Building One Vanderbilt
Imagine a brand new 1,400-foot office tower in New York City. Imagine it’s adjacent to Grand Central Terminal, one of the busiest train stations in the world. Imagine it has column-free open floor plans and soaring ceilings. For over a year, AECOM Tishman’s vertical construction experts have been hard at work making this a reality.
Tunneling through challenges
One Vanderbilt is directly above a web of railroad tunnels, making it the city’s best connected building to public transit.
Also taking up space in the basement is what will become One Vanderbilt’s nontraditional, underground loading dock. In order for trucks to access this loading dock, a huge elevator has to be installed, along with a giant turntable to spin the trucks around in the tight quarters.
The winding train tunnels, combined with space mapped out for the truck elevator, posed a challenge when placing the building’s steel framing and columns.
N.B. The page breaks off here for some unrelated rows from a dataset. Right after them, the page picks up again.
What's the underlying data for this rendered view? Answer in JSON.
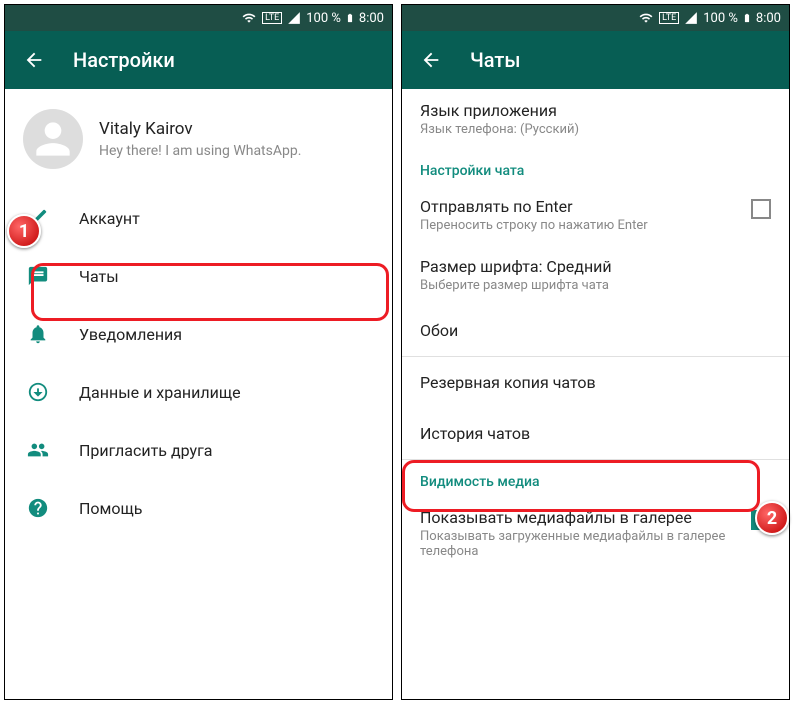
{
  "statusbar": {
    "battery": "100 %",
    "time": "8:00",
    "lte": "LTE"
  },
  "left": {
    "title": "Настройки",
    "profile": {
      "name": "Vitaly Kairov",
      "status": "Hey there! I am using WhatsApp."
    },
    "menu": {
      "account": "Аккаунт",
      "chats": "Чаты",
      "notifications": "Уведомления",
      "data": "Данные и хранилище",
      "invite": "Пригласить друга",
      "help": "Помощь"
    }
  },
  "right": {
    "title": "Чаты",
    "lang": {
      "primary": "Язык приложения",
      "secondary": "Язык телефона: (Русский)"
    },
    "sec_chat": "Настройки чата",
    "enter": {
      "primary": "Отправлять по Enter",
      "secondary": "Переносить строку по нажатию Enter"
    },
    "font": {
      "primary": "Размер шрифта: Средний",
      "secondary": "Выберите размер шрифта чата"
    },
    "wall": "Обои",
    "backup": "Резервная копия чатов",
    "history": "История чатов",
    "sec_media": "Видимость медиа",
    "media": {
      "primary": "Показывать медиафайлы в галерее",
      "secondary": "Показывать загруженные медиафайлы в галерее телефона"
    }
  },
  "markers": {
    "m1": "1",
    "m2": "2"
  }
}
Custom box columns were built and fixed around these obstacles. One of these unique box columns starts in the basement and is unbraced from the ground floor to the sixth, allowing the southeast side of the building to be cantilevered. This opens up the pedestrian view of Grand Central from 42nd Street — a view that has been obstructed for nearly a century.
OneDesign for One Vanderbilt
Efficiency in construction leads to cost and time savings. With this in mind, AECOM Tishman’s Emerging Technologies team implemented a proprietary coordination process called OneDesign.
Traditional coordination processes allow fabrication of structural steel to move forward without input from large-scale mechanical, electrical and plumbing (MEP) systems. This strictly limits the owner and construction team’s ability to make changes that may have financial benefits in the long run.
Instead, OneDesign focuses on coordinating the major MEP systems sooner, allowing for greater flexibility and greater price certainty at the time of the MEP award. By implementing OneDesign at One Vanderbilt, steel erection and MEP coordination began ahead of schedule. It also fostered collaboration between the design and construction teams and prevented the potential for costly field changes.
OneDesign’s success is not limited to One Vanderbilt — AECOM Tishman has implemented the process at several iconic projects including the World Trade Center, Hudson Yards and Manhattan West.
Cementing a place in history
One Vanderbilt’s dual steel-framed and reinforced concrete core requires a complex foundation. When it was time to lay this mat-foundation, it was the largest continuous concrete pour in Manhattan’s history. Over a span of nineteen hours, five pumps poured 8,438 tons of concrete to lay a mat-foundation that is nine and a half feet deep. It will support One Vanderbilt’s nearly 9,000 tons of reinforced concrete and 25,000 tons of steel. You can stack 5,500 elephants on this foundation, and it wouldn’t falter.
SL Green imagined One Vanderbilt as New York City’s newest icon. AECOM Tishman is proud to deliver.